Catering To Online Shoppers

This year online retailers are paying more attention to people browsing at search engines.
But even at $4 or $5 per click, paid search is probably more effective than TV advertising, he says. The Body Shop, Crabtree & Evelyn, Disney and Restoration Hardware are all ICrossing customers. "I expect less hysteria and less people overpaying for traffic this year," Sardou says. But if Father's Day is any indication, the spending frenzy could be wild. Last June, he says, the term "father's day gift" went from a dime to $5 within a week.

It's common sense to bid on product names as terms, like the Roboraptor, one of the season's popular toys. But choosing terms also requires anticipating shopper behavior at a search engine.

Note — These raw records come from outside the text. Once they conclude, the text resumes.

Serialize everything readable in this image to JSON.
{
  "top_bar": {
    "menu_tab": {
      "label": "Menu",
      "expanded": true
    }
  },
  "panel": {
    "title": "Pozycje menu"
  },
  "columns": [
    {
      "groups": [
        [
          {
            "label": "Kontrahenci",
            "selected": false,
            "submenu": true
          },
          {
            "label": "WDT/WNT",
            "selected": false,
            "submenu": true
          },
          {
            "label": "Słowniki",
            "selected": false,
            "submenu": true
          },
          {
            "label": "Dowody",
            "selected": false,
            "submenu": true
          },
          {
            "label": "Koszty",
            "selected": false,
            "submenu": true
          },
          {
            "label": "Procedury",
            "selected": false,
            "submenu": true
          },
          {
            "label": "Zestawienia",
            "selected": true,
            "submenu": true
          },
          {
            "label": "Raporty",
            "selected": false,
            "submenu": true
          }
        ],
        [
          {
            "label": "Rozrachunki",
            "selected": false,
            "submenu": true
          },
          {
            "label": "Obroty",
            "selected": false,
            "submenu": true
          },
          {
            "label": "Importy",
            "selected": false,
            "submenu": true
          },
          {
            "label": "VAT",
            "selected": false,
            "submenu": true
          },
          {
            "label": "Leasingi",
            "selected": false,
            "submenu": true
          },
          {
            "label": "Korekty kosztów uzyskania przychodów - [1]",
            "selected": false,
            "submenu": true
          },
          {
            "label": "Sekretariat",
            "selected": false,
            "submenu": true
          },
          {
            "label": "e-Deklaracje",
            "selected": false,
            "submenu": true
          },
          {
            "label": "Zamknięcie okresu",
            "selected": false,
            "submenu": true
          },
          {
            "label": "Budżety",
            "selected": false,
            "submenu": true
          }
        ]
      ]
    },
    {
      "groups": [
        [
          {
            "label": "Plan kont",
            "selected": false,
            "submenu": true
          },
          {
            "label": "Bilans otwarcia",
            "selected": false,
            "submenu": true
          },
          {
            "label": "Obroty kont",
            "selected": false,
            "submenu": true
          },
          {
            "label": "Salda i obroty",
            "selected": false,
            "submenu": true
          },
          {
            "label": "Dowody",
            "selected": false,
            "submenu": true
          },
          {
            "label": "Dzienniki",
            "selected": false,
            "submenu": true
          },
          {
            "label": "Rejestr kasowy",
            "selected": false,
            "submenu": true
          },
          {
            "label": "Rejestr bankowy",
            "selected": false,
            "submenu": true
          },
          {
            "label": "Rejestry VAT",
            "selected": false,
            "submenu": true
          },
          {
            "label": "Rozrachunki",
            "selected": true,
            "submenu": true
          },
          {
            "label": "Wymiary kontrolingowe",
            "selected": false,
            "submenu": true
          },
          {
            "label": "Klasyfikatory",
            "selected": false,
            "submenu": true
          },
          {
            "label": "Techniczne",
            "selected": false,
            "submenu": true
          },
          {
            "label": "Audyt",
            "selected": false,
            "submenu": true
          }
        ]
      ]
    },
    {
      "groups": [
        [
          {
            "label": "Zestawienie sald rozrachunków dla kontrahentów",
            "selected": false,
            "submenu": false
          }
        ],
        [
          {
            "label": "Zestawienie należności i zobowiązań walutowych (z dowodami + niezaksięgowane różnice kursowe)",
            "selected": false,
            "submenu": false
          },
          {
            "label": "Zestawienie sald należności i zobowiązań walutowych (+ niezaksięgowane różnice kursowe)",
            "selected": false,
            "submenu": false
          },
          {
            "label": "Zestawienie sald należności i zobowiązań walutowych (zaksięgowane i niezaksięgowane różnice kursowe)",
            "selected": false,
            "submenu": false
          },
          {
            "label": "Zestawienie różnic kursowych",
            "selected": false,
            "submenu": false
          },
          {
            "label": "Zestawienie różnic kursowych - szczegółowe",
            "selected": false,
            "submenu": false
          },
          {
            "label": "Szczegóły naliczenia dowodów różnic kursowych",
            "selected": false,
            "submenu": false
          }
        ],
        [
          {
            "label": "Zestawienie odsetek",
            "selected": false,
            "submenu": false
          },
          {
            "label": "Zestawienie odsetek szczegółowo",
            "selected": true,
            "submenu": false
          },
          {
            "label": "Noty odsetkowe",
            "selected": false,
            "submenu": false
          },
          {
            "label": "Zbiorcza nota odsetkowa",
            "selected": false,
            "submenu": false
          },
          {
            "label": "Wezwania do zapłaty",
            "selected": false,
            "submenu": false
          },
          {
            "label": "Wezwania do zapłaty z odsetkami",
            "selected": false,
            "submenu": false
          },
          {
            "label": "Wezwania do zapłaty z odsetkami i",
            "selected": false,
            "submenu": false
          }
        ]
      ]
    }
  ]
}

"It's not just the hot toy, but how are they going to misspell it? What are the keywords that surround it? That takes research," says Marckini of IProspect. "Anybody can go and buy ‘Roboraptor,' but what number of people won't remember the name and will search for ‘robot toy' instead?" And what happens after some toys inevitably sell out? The searches for them won't stop, he says, so retailers are building a strategy for terms that introduce shoppers to substitute items.

Since last summer, if not before, retailers have been testing the "landing pages" on their sites, where shoppers arrive after clicking on an ad next to search results. Sardou says more merchants than last year are studying how subtle changes, such as to a headline or a buy-now offer, can make people more likely to buy.

Search engines have become the gateway for many people on the Web looking to make a purchase. Traffic monitoring firm Hitwise reports that for the week ending Nov. 12, the top five most popular sites in its Online Retail Index --,,, and, all shopping comparison sites -- each attracted more than half their traffic from search engines. In the three most popular shopping subcategories -- rewards and directories, intimate apparel and accessories, and house and garden -- search engines accounted for one-third of total traffic.

Overall, Hitwise says traffic this year closely follows 2004, with a big spike predicted on Thanksgiving, when many people go online to research sales, and the days immediately following.

However, Google and Yahoo Search sent 25 percent more visits to the 10 leading shopping comparison sites for the week ending Nov. 19 compared to the same period a year ago, according to Hitwise.

Editor's Choice
Brian T. Horowitz, Contributing Reporter
Samuel Greengard, Contributing Reporter
Nathan Eddy, Freelance Writer
Brandon Taylor, Digital Editorial Program Manager
Jessica Davis, Senior Editor
Cynthia Harvey, Freelance Journalist, InformationWeek
Sara Peters, Editor-in-Chief, InformationWeek / Network Computing